• _Description of the task_
The answer must give back every line of the data exactly, with no pictures.

-------

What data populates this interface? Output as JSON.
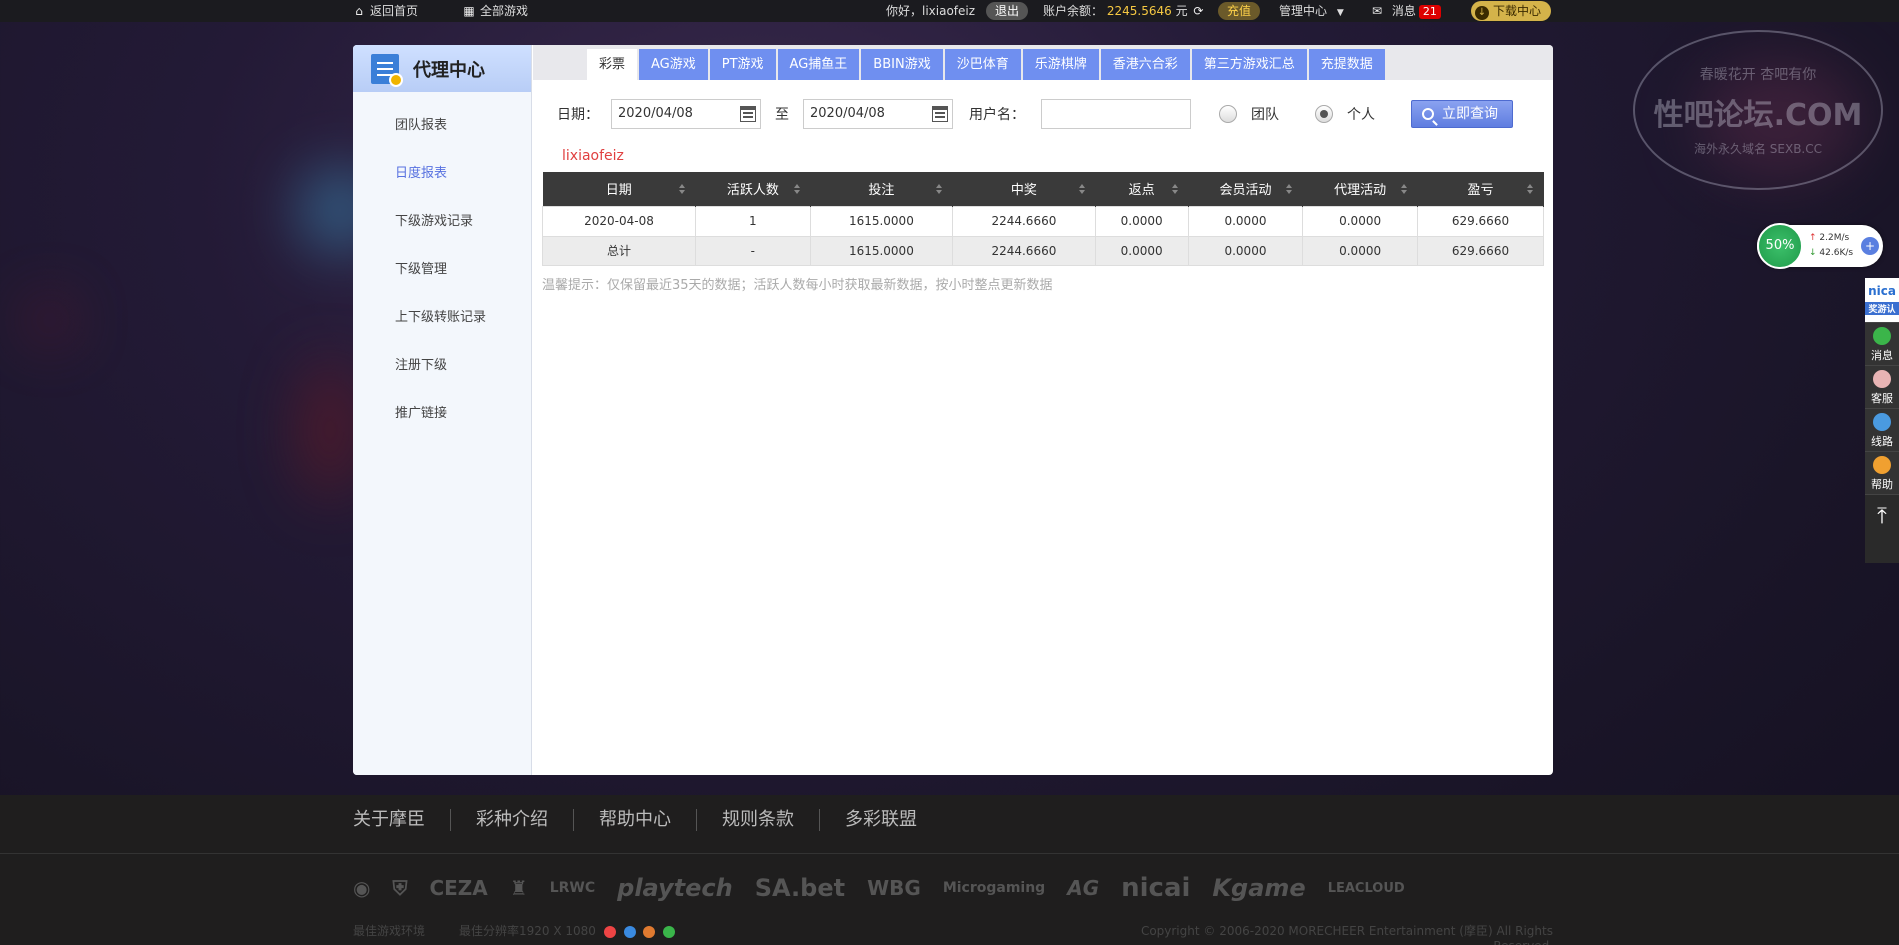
{
  "topbar": {
    "home": "返回首页",
    "all_games": "全部游戏",
    "greeting": "你好，lixiaofeiz",
    "logout": "退出",
    "balance_label": "账户余额：",
    "balance_value": "2245.5646",
    "balance_unit": "元",
    "recharge": "充值",
    "admin": "管理中心",
    "messages": "消息",
    "message_count": "21",
    "download": "下载中心"
  },
  "sidebar": {
    "title": "代理中心",
    "items": [
      "团队报表",
      "日度报表",
      "下级游戏记录",
      "下级管理",
      "上下级转账记录",
      "注册下级",
      "推广链接"
    ],
    "active_index": 1
  },
  "tabs": [
    "彩票",
    "AG游戏",
    "PT游戏",
    "AG捕鱼王",
    "BBIN游戏",
    "沙巴体育",
    "乐游棋牌",
    "香港六合彩",
    "第三方游戏汇总",
    "充提数据"
  ],
  "filter": {
    "date_label": "日期：",
    "date_from": "2020/04/08",
    "to": "至",
    "date_to": "2020/04/08",
    "username_label": "用户名：",
    "username_value": "",
    "team": "团队",
    "personal": "个人",
    "search": "立即查询"
  },
  "current_user": "lixiaofeiz",
  "table": {
    "headers": [
      "日期",
      "活跃人数",
      "投注",
      "中奖",
      "返点",
      "会员活动",
      "代理活动",
      "盈亏"
    ],
    "rows": [
      [
        "2020-04-08",
        "1",
        "1615.0000",
        "2244.6660",
        "0.0000",
        "0.0000",
        "0.0000",
        "629.6660"
      ]
    ],
    "total": [
      "总计",
      "-",
      "1615.0000",
      "2244.6660",
      "0.0000",
      "0.0000",
      "0.0000",
      "629.6660"
    ]
  },
  "tip": "温馨提示：仅保留最近35天的数据；活跃人数每小时获取最新数据，按小时整点更新数据",
  "footer": {
    "links": [
      "关于摩臣",
      "彩种介绍",
      "帮助中心",
      "规则条款",
      "多彩联盟"
    ],
    "logos": [
      "CEZA",
      "LRWC",
      "playtech",
      "SA.bet",
      "WBG",
      "Microgaming",
      "AG",
      "nicai",
      "Kgame",
      "LEACLOUD"
    ],
    "env": "最佳游戏环境",
    "resolution": "最佳分辨率1920 X 1080",
    "copyright": "Copyright © 2006-2020 MORECHEER Entertainment (摩臣) All Rights Reserved."
  },
  "speed_widget": {
    "percent": "50%",
    "up": "2.2M/s",
    "down": "42.6K/s"
  },
  "side_float": {
    "brand": "nica",
    "brand_sub": "奖游认",
    "items": [
      "消息",
      "客服",
      "线路",
      "帮助"
    ]
  },
  "watermark": {
    "line1": "春暖花开 杏吧有你",
    "line2": "性吧论坛.COM",
    "line3": "海外永久域名 SEXB.CC"
  }
}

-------

• _Written response_
What data populates this interface? Output as JSON.
{
  "topbar": {
    "home": "返回首页",
    "all_games": "全部游戏",
    "greeting": "你好，lixiaofeiz",
    "logout": "退出",
    "balance_label": "账户余额：",
    "balance_value": "2245.5646",
    "balance_unit": "元",
    "recharge": "充值",
    "admin": "管理中心",
    "messages": "消息",
    "message_count": "21",
    "download": "下载中心"
  },
  "sidebar": {
    "title": "代理中心",
    "items": [
      "团队报表",
      "日度报表",
      "下级游戏记录",
      "下级管理",
      "上下级转账记录",
      "注册下级",
      "推广链接"
    ],
    "active_index": 1
  },
  "tabs": [
    "彩票",
    "AG游戏",
    "PT游戏",
    "AG捕鱼王",
    "BBIN游戏",
    "沙巴体育",
    "乐游棋牌",
    "香港六合彩",
    "第三方游戏汇总",
    "充提数据"
  ],
  "filter": {
    "date_label": "日期：",
    "date_from": "2020/04/08",
    "to": "至",
    "date_to": "2020/04/08",
    "username_label": "用户名：",
    "username_value": "",
    "team": "团队",
    "personal": "个人",
    "search": "立即查询"
  },
  "current_user": "lixiaofeiz",
  "table": {
    "headers": [
      "日期",
      "活跃人数",
      "投注",
      "中奖",
      "返点",
      "会员活动",
      "代理活动",
      "盈亏"
    ],
    "rows": [
      [
        "2020-04-08",
        "1",
        "1615.0000",
        "2244.6660",
        "0.0000",
        "0.0000",
        "0.0000",
        "629.6660"
      ]
    ],
    "total": [
      "总计",
      "-",
      "1615.0000",
      "2244.6660",
      "0.0000",
      "0.0000",
      "0.0000",
      "629.6660"
    ]
  },
  "tip": "温馨提示：仅保留最近35天的数据；活跃人数每小时获取最新数据，按小时整点更新数据",
  "footer": {
    "links": [
      "关于摩臣",
      "彩种介绍",
      "帮助中心",
      "规则条款",
      "多彩联盟"
    ],
    "logos": [
      "CEZA",
      "LRWC",
      "playtech",
      "SA.bet",
      "WBG",
      "Microgaming",
      "AG",
      "nicai",
      "Kgame",
      "LEACLOUD"
    ],
    "env": "最佳游戏环境",
    "resolution": "最佳分辨率1920 X 1080",
    "copyright": "Copyright © 2006-2020 MORECHEER Entertainment (摩臣) All Rights Reserved."
  },
  "speed_widget": {
    "percent": "50%",
    "up": "2.2M/s",
    "down": "42.6K/s"
  },
  "side_float": {
    "brand": "nica",
    "brand_sub": "奖游认",
    "items": [
      "消息",
      "客服",
      "线路",
      "帮助"
    ]
  },
  "watermark": {
    "line1": "春暖花开 杏吧有你",
    "line2": "性吧论坛.COM",
    "line3": "海外永久域名 SEXB.CC"
  }
}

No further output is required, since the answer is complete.